Das, "Biosorptive removal of chromium by husk of lathyrus sativus: Evaluation of the binding mechanism, kinetic and equilibrium study," Engineering Life Science, 13 (2013) 312 doi: 10.1002/elsc.201200044
Grass pea (Lathyrus sativus L.) is highly nutritious and protein rich legume crop; however, presence of ODAP (b-N- Oxalyl-L-a, b-diaminopropionic acid) has restricted its use for human and animal consumption.
Molecular marker analysis of genetic variation characterizing a grasspea (Lathyrus sativus) collection from central Italy.
International Scholarly Research Notices has retracted the article titled "Growth Responses and Leaf Antioxidant Metabolism of Grass Pea (Lathyrus sativus L.) Genotypes under Salinity Stress" [1].
Lathyrus sativus forms a staple food for the low-income group population in several parts of Central India.
The pea family, specifically the grass pea (Lathyrus sativus), is also a source of poisonous compounds such as the neurotoxin ODAP, which is responsible for lathyrism, a neurological disease.
Destacam-se, para esse proposito, as fabaceas tremoco-branco (Lupinus albus L.), e chicharo (Lathyrus sativus L.), e as poaceas aveia-preta (Avena strigosa) e centeio (Secale cereale), no inverno, periodo de repouso da videira, sem cuidados adicionais em seu cultivo, alem de mucuna-ana (Mucuna deeringiana) e crotalaria-juncea (Crotalaria juncea) como opcoes de primavera-verao (Braga, 1986; Bulisani; Roston, 1983; Pommer et al., 1998; Sousa et al., 1996; Wutke, 2001; Wutke et al., 2004; 2005).
7B, HO) and (b) Magnolia dealbata and its active compounds could directly induce the formation of PIP3, as it has been described for inositol phosphoglycan-like molecules from Lathyrus sativus seeds (Paneda et al.

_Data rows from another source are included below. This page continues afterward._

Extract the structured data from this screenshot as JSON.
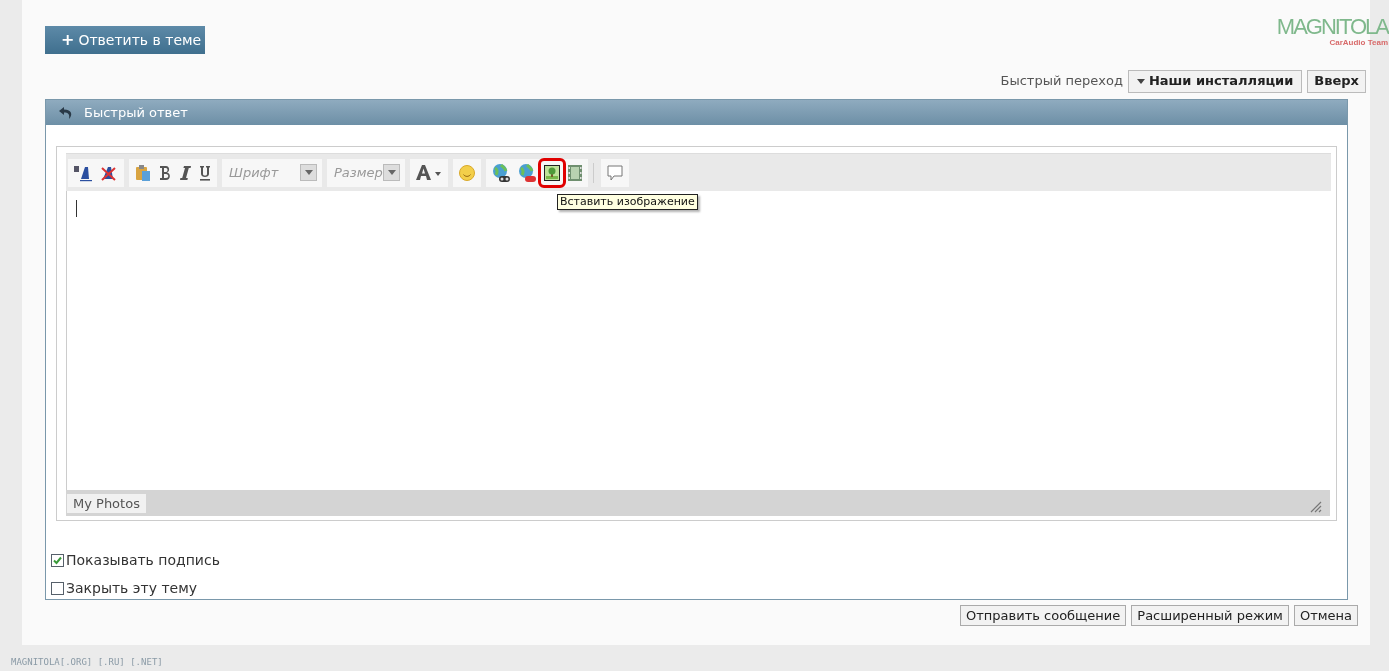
{
  "logo": {
    "title": "MAGNITOLA",
    "subtitle": "CarAudio Team"
  },
  "reply_button": {
    "icon": "+",
    "label": "Ответить в теме"
  },
  "quick_jump": {
    "label": "Быстрый переход",
    "dropdown": "Наши инсталляции",
    "top_button": "Вверх"
  },
  "panel": {
    "title": "Быстрый ответ"
  },
  "toolbar": {
    "groups": [
      {
        "tools": [
          {
            "kind": "font-size",
            "highlighted": false
          },
          {
            "kind": "remove-format",
            "highlighted": false
          }
        ]
      },
      {
        "tools": [
          {
            "kind": "paste",
            "highlighted": false
          },
          {
            "kind": "bold",
            "highlighted": false
          },
          {
            "kind": "italic",
            "highlighted": false
          },
          {
            "kind": "underline",
            "highlighted": false
          }
        ]
      },
      {
        "tools": [
          {
            "kind": "font-select",
            "placeholder": "Шрифт",
            "highlighted": false
          }
        ]
      },
      {
        "tools": [
          {
            "kind": "size-select",
            "placeholder": "Размер",
            "highlighted": false
          }
        ]
      },
      {
        "tools": [
          {
            "kind": "text-color",
            "highlighted": false
          }
        ]
      },
      {
        "tools": [
          {
            "kind": "smiley",
            "highlighted": false
          }
        ]
      },
      {
        "tools": [
          {
            "kind": "link",
            "highlighted": false
          },
          {
            "kind": "unlink",
            "highlighted": false
          },
          {
            "kind": "image",
            "highlighted": true
          },
          {
            "kind": "video",
            "highlighted": false
          }
        ]
      },
      {
        "tools": [
          {
            "kind": "quote",
            "highlighted": false
          }
        ]
      }
    ]
  },
  "tooltip": "Вставить изображение",
  "editor_tab": "My Photos",
  "options": [
    {
      "label": "Показывать подпись",
      "checked": true
    },
    {
      "label": "Закрыть эту тему",
      "checked": false
    }
  ],
  "buttons": [
    "Отправить сообщение",
    "Расширенный режим",
    "Отмена"
  ],
  "footer": "MAGNITOLA[.ORG] [.RU] [.NET]"
}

These plants included Coriandrum sativum, Allium cepa, Allium sativum, Nigella sativa, Curcuma longa (various plants parts used as spices, leaves of Allium cepa also eaten as vegetable), Amaranthus tricolor, Colocasia esculenta, Typhonium giganteum, Basella rubra, Spinacia oleracea, Ipomoea aquatica, Cucurbita pepo, Lagenaria siceraria, Cicer arietinum, Corchorus capsularis, Centella asiatica (various plant parts eaten as vegetable), Brassica napus (leaves and stems eaten as vegetable, seed used to extract oil), Momordica charantia, Citrus grandis, Capsicum frutescens (fruits eaten), Cajanus cajan, Lathyrus sativus, and Vigna mungo (seeds boiled and eaten as lentil soup).